Task item — Show, from the entries below, every line in which "JSON" appears.

[Data shown — start]

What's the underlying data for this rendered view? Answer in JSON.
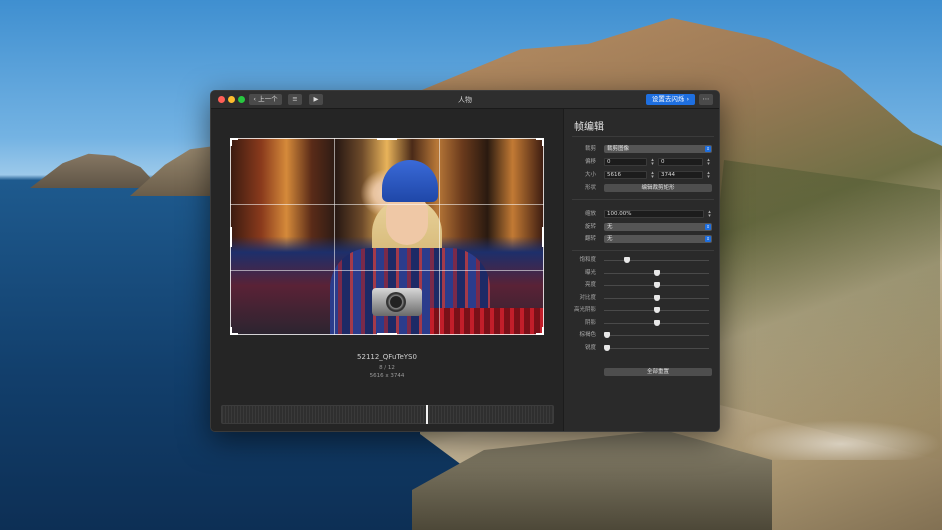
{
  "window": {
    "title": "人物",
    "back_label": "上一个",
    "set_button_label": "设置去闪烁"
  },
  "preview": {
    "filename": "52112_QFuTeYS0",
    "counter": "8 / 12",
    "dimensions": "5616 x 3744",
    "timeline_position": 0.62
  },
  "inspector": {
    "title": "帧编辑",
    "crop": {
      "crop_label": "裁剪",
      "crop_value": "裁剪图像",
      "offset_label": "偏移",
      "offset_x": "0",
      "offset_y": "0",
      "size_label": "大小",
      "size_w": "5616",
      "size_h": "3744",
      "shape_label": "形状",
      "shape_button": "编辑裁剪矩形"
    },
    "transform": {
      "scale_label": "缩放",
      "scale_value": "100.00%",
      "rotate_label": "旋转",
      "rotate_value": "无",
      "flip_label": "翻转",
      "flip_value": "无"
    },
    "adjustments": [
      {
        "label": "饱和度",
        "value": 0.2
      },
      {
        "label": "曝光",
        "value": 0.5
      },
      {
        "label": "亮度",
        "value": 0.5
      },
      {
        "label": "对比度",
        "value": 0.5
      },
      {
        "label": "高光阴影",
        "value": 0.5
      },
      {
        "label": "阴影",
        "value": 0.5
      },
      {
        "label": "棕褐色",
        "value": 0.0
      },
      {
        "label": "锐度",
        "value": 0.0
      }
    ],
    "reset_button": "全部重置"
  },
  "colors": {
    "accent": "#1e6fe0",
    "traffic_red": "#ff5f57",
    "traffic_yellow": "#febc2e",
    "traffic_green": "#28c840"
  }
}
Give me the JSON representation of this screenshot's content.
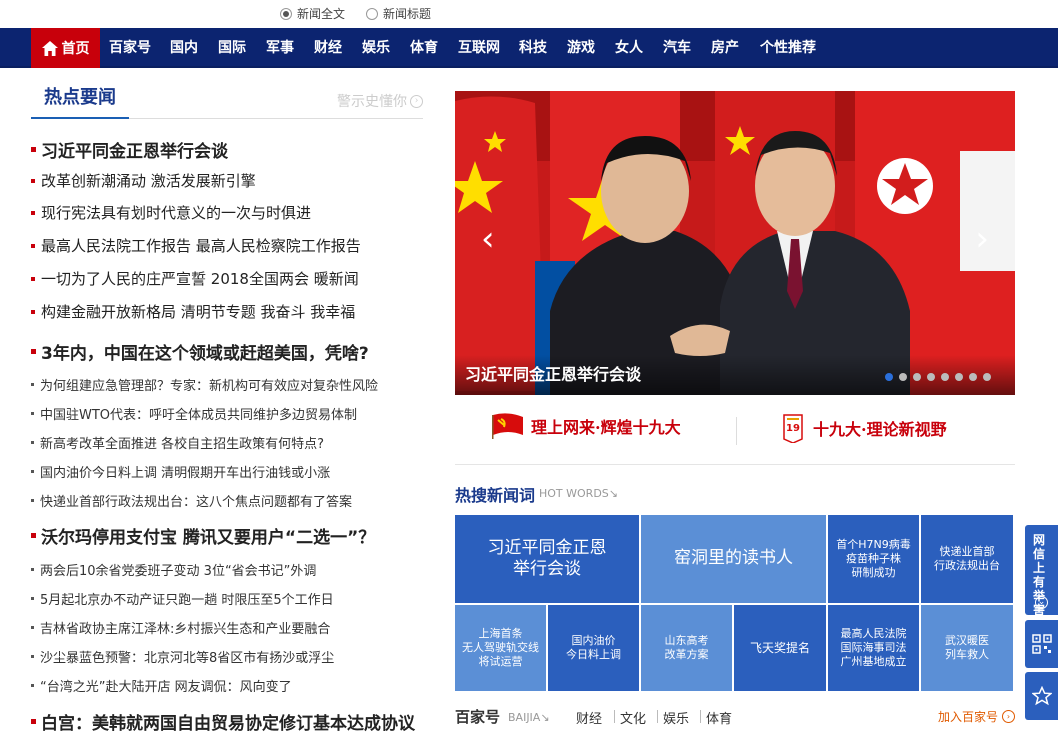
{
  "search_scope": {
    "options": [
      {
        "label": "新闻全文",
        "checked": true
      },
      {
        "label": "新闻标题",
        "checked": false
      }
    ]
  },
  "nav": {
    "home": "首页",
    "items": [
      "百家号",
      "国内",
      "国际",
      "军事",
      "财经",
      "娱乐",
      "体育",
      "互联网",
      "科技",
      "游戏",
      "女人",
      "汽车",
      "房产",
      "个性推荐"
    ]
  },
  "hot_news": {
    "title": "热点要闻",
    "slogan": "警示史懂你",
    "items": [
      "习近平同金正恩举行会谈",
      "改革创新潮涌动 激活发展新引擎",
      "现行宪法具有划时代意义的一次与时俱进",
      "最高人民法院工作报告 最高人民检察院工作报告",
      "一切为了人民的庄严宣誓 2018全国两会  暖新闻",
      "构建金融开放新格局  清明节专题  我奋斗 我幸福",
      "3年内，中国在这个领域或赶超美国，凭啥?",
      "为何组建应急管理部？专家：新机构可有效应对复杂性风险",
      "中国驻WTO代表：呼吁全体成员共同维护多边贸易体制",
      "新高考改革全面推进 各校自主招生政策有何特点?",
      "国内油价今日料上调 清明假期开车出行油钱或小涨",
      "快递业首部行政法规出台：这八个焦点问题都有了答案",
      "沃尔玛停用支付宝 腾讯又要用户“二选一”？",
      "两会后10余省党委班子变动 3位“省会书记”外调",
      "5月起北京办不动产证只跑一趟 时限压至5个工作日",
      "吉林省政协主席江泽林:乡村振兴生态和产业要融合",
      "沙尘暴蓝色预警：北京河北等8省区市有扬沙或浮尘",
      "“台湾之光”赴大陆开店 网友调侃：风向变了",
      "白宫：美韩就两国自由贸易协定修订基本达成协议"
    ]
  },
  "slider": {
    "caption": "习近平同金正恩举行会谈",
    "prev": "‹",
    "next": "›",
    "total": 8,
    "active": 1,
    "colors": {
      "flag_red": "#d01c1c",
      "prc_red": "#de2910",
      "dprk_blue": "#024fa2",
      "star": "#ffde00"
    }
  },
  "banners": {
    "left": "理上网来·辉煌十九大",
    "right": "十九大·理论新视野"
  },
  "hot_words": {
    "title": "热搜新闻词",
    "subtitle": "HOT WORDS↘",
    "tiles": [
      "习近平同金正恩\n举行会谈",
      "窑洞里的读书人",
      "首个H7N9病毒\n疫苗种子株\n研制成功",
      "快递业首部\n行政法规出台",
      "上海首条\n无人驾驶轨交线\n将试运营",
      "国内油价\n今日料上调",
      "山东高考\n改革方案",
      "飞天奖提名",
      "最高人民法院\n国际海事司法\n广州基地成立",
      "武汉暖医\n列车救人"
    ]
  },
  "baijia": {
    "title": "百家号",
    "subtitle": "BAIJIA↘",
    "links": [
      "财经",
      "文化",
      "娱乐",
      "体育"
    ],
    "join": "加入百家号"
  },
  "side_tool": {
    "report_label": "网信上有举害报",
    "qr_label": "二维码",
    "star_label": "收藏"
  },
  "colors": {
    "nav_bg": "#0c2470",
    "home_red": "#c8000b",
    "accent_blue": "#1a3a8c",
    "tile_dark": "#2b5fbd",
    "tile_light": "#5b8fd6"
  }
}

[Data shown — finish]
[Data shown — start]

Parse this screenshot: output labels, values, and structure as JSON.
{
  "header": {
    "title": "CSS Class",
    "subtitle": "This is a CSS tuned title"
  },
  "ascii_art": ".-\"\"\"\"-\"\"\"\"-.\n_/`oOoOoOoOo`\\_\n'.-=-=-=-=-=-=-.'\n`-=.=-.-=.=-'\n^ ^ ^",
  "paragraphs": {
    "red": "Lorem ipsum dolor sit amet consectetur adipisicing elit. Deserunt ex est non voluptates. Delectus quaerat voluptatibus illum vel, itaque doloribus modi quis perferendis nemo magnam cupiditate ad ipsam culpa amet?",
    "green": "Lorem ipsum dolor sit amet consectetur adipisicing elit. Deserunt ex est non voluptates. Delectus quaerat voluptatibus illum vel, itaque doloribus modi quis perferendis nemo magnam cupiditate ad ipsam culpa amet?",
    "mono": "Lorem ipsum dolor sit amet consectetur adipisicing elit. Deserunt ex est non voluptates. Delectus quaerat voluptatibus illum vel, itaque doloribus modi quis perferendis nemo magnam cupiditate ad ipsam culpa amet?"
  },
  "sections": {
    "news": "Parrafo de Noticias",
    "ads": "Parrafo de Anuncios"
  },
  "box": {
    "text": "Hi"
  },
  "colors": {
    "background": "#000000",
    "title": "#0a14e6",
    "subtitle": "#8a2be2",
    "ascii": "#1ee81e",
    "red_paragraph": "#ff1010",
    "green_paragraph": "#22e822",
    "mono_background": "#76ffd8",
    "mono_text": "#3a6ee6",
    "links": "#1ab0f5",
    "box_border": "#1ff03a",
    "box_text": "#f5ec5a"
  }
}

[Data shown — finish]
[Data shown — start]

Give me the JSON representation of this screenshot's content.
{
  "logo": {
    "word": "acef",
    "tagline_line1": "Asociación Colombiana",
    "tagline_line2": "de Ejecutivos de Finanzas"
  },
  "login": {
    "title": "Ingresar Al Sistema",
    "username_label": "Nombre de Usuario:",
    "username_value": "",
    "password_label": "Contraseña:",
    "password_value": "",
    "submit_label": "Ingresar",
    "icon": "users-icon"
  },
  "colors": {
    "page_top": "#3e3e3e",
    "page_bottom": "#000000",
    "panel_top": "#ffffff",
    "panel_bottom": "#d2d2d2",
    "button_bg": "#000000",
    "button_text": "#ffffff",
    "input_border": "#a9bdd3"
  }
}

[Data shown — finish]

Solution to this problem —
What's the underlying data for this rendered view? Answer in JSON.
Give me the JSON representation of this screenshot's content.
Parse this screenshot: output labels, values, and structure as JSON.
Give me the JSON representation of this screenshot's content.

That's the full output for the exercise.